✦ how do we filter through all the information for more depth in our attention, for more meaningful connections?
✦ how do we build systems that create awareness and safety to protect us from disinformation?
✦ how do we transmute information overload into collective sense making?
I think trust is a social practice, and today it is being replaced by transparency and information. Trust enables us to build positive relationships with others, despite lacking knowledge. In a transparency society, one immediately asks for information from others. Trust as a social practice becomes superfluous. The transparency and information society fosters a society of distrust.
I refer to objects as resting places for life because they stabilise human life. The same chair and the same table, in their sameness, lend the fickle human life some stability and continuity. We can linger with objects. With information, however, we cannot.
If we want to understand what kind of society we live in, we have to comprehend what information is. Information has very little currency. It lacks temporal stability, since it lives off the excitement of surprise. Due to its temporal instability, it fragments perception. It throws us into a continuous frenzy of topicality. Hence it’s impossible to linger on information. That’s how it differs from objects. Information puts the cognitive system itself into a state of anxiety. We encounter information with the suspicion that it could just as easily be something else. It is accompanied by basic distrust. It strengthens the contingency experience.
ArtReview: Undinge revolves around our loss of connection to things in favour of digital information. What do objects have that new technologies don’t?
Byung-Chul Han: Undinge proposes that the age of objects is over. The terrane order, the order of the Earth, consists of objects that take on a permanent form and provide a stable environment for human habitation. Today the terrane order has been replaced by the digital order. The digital order makes the world less tangible by informatising it. Nonobjects are currently entering our environment from all sides and displacing objects.

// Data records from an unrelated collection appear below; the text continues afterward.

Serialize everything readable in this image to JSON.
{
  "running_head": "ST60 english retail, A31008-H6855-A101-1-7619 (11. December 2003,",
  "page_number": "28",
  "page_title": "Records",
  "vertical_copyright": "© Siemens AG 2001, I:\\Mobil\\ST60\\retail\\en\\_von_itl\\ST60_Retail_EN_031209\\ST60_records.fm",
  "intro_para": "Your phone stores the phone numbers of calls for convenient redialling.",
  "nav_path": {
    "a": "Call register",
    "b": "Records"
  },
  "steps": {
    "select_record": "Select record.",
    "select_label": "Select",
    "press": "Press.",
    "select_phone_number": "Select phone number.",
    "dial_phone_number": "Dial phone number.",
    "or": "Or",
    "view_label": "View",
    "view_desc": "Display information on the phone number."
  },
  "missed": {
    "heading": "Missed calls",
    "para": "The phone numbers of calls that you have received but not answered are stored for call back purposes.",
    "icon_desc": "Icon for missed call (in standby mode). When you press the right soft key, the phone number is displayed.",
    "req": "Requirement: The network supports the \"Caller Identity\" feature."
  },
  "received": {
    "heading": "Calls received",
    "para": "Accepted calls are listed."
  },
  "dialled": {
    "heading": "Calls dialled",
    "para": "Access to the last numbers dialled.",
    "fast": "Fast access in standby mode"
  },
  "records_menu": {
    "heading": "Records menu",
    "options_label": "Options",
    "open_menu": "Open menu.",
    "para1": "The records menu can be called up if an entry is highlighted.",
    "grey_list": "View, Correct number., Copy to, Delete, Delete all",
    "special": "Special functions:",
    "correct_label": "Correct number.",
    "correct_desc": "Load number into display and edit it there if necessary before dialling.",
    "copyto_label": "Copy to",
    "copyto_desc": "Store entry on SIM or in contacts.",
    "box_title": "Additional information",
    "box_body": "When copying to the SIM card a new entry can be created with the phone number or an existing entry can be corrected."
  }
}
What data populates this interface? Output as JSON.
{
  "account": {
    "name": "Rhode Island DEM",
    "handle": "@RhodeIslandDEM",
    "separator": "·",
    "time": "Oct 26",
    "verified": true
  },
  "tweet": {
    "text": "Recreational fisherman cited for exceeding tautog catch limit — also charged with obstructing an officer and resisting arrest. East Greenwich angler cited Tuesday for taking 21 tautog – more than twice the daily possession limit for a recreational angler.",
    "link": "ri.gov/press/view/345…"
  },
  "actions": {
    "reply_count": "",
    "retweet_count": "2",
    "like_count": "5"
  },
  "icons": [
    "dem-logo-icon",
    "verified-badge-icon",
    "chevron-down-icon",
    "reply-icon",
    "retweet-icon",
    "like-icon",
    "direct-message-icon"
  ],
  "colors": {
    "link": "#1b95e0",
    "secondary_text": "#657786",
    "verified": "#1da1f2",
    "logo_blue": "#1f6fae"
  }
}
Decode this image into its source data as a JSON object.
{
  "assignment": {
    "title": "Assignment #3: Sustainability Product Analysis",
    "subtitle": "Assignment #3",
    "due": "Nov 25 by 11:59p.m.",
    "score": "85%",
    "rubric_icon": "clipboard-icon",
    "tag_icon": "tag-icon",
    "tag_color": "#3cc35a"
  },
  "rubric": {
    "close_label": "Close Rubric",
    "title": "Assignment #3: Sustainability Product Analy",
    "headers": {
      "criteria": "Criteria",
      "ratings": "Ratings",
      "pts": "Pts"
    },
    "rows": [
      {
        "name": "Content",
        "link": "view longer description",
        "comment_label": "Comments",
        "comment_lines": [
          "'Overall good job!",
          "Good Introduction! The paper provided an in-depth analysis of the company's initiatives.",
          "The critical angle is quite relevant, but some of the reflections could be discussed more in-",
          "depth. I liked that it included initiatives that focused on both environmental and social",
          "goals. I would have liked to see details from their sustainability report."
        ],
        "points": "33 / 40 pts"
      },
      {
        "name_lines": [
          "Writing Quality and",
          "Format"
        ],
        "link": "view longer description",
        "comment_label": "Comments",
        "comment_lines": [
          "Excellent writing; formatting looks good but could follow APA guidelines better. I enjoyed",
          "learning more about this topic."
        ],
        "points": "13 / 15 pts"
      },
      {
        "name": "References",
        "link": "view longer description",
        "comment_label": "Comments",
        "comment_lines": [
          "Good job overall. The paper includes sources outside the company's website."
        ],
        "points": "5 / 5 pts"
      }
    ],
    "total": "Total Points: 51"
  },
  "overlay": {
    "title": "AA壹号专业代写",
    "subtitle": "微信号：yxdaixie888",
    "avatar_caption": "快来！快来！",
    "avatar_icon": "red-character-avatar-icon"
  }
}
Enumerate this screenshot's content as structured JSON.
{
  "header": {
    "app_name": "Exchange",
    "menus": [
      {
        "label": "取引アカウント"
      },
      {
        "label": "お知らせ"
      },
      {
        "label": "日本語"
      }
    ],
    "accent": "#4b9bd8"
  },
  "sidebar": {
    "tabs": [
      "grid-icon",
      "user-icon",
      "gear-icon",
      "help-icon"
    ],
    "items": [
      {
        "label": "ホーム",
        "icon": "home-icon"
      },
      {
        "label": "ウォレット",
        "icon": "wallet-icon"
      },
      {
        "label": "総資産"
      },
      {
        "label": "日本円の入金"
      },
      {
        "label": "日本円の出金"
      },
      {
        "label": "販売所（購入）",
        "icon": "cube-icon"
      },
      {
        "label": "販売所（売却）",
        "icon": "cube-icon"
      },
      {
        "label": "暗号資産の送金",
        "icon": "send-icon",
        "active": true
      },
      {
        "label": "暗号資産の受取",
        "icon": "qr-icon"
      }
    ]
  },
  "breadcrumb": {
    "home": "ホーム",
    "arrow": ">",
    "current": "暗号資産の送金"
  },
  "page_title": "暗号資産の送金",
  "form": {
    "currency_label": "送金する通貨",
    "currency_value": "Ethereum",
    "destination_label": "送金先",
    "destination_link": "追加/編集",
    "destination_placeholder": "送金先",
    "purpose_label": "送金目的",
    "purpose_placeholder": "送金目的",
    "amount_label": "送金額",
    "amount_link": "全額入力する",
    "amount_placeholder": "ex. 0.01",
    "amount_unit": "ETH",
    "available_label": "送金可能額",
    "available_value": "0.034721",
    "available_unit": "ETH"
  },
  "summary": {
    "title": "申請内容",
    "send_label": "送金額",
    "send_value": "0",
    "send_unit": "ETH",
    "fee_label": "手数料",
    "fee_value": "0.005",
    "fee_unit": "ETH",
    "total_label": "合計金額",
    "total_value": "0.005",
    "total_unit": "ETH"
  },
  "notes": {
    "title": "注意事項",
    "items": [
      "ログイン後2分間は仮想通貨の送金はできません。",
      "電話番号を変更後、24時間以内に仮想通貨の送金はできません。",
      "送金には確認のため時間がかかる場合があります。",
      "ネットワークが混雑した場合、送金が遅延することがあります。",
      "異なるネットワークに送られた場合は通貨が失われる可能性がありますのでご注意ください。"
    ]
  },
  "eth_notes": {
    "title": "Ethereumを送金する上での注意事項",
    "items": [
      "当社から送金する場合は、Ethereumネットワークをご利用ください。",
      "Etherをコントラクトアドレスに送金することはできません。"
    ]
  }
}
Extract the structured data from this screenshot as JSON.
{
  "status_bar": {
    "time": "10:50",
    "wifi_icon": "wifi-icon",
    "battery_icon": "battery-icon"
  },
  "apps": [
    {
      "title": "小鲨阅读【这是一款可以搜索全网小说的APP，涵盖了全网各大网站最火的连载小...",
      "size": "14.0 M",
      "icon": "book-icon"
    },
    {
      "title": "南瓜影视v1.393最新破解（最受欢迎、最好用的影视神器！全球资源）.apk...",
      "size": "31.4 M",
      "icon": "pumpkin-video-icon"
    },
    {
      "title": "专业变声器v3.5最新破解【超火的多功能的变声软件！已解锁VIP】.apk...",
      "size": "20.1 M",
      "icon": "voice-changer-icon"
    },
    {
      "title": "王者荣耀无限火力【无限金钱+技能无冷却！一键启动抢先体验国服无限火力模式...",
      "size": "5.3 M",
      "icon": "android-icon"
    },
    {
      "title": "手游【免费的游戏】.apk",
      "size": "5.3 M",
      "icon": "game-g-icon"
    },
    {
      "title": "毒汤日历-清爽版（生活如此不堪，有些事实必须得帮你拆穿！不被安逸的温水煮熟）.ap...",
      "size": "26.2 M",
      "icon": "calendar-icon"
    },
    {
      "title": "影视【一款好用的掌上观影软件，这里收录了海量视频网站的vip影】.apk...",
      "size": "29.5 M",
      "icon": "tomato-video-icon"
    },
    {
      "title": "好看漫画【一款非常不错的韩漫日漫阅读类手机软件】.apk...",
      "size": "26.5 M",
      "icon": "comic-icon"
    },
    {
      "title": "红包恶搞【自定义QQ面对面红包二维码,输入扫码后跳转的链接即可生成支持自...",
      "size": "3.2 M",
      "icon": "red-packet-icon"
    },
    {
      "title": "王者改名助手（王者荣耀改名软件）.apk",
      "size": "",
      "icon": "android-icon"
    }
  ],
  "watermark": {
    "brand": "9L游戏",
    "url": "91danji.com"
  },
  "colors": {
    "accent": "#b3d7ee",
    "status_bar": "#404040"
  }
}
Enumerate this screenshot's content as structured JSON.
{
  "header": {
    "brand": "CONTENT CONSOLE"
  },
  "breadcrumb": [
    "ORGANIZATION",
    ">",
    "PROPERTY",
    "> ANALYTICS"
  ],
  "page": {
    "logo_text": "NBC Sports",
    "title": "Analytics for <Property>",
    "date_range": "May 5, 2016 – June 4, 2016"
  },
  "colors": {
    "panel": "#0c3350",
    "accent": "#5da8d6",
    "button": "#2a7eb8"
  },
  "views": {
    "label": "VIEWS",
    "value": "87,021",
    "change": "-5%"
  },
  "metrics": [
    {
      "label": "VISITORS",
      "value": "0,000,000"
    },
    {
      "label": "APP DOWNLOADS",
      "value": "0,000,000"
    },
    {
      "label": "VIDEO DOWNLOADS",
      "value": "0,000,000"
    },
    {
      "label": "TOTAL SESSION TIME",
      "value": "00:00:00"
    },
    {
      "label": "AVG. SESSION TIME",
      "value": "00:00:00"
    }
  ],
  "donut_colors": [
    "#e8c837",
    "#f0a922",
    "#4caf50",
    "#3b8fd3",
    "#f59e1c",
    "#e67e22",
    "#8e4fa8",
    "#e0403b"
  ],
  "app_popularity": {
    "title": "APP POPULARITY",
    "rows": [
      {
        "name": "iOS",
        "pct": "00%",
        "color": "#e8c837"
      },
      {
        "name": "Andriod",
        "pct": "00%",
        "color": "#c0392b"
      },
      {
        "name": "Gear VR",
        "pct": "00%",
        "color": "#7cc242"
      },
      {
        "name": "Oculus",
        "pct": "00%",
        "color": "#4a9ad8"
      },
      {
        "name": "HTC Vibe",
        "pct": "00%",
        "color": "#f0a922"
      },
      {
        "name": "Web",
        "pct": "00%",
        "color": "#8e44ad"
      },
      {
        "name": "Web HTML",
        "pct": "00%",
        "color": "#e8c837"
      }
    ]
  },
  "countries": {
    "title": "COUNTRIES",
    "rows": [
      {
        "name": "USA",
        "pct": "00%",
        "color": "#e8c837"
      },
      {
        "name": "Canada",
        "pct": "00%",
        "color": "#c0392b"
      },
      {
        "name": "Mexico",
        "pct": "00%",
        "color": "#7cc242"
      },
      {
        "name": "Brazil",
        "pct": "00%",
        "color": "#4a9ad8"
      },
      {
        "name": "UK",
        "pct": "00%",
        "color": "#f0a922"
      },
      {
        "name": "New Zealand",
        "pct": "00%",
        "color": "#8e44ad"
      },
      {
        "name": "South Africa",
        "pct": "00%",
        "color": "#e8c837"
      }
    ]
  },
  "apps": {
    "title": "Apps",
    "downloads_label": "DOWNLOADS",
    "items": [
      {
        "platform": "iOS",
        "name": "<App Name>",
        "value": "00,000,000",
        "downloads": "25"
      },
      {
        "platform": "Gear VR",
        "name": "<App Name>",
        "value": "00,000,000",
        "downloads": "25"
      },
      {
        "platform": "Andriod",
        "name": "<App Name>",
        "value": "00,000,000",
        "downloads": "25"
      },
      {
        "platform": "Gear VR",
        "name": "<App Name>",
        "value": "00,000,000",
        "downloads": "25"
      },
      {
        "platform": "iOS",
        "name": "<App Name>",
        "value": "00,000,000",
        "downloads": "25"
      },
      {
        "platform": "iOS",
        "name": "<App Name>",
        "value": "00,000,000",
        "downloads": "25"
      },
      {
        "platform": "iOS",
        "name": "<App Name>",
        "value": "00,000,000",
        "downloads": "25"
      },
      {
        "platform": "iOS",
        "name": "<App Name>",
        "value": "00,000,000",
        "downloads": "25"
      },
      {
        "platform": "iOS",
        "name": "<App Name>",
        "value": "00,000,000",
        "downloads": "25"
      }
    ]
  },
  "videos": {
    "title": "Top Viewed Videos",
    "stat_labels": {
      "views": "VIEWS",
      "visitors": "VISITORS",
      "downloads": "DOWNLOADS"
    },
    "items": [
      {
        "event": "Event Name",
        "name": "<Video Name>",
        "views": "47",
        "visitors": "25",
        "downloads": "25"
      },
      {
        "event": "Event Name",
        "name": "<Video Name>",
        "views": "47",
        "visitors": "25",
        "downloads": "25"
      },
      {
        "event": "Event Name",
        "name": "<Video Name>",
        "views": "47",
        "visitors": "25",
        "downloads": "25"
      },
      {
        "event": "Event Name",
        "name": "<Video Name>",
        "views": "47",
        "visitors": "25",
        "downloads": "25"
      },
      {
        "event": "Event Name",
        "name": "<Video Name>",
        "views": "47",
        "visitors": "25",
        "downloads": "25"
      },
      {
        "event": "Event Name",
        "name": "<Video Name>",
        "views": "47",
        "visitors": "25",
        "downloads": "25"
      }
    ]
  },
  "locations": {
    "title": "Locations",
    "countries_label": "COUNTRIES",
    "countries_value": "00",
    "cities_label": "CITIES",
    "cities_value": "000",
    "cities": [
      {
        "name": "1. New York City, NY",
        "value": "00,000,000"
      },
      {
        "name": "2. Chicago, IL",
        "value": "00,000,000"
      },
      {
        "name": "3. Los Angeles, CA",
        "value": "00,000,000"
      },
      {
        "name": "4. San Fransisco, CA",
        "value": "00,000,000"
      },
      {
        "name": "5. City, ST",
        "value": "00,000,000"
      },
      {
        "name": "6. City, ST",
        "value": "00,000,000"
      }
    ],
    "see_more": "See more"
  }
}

I call nonobjects information. Today we are in the transition from the age of objects to the age of nonobjects. Information, not objects, now defines our environment. We no longer occupy earth and sky but Google Earth and the Cloud. The world is becoming progressively less tangible, cloudier and ghostlier. Nothing is substantial. It makes me think of the novel The Memory Police , by the Japanese writer Yoko Ogawa. The novel tells of a nameless island where objects – hair ties, hats, stamps, even roses and birds – disappear irretrievably. Together with the objects, memories also disappear. People live in an eternal winter of forgetting and loss. Everything is seized by a progressive disintegration. Even body parts disappear. In the end it’s just disembodied voices, floating around in the air.
In some respects, this island of lost memories resembles our present. Information dissolves reality, which is just as ghostly as those disembodied voices. Digitalisation dematerialises, disembodies and eventually strips away the substantiality of our world. It also eliminates memories. Rather than keeping track of memories, we amass data and information. We have all become infomaniacs. This infomania makes objects disappear. What happens to objects when they are permeated by information? The informatisation of our world turns objects into ‘infomat’, namely information-processing actors. The smartphone is not an object but an infomat, or even an informant, monitoring and influencing us.
Objects don’t spy on us. That’s why we trust them, in a way that we don’t trust the smartphone. Every apparatus, any domination technique, spawns its own devotional objects, which are used to promote submission. They stabilise dominion. The smartphone is the devotional object of the digital-information regime. As a tool of repression it acts like a rosary, which in its handiness the mobile device represents. To ‘like’ is to pray digitally. We continue to go to confession. We expose ourselves voluntarily, yet we’re no longer asking for forgiveness, but rather for attention.
The irony is that even as digitization is making an increasing amount of information available, it is diminishing the space required for deep, concentrated thought. Today’s near-constant stream of media increases the cost, and thus decreases the frequency, of contemplation.
Kissinger, Henry A; Schmidt, Eric; Huttenlocher, Daniel. The Age of AI (p. 160). Little, Brown and Company. Kindle Edition.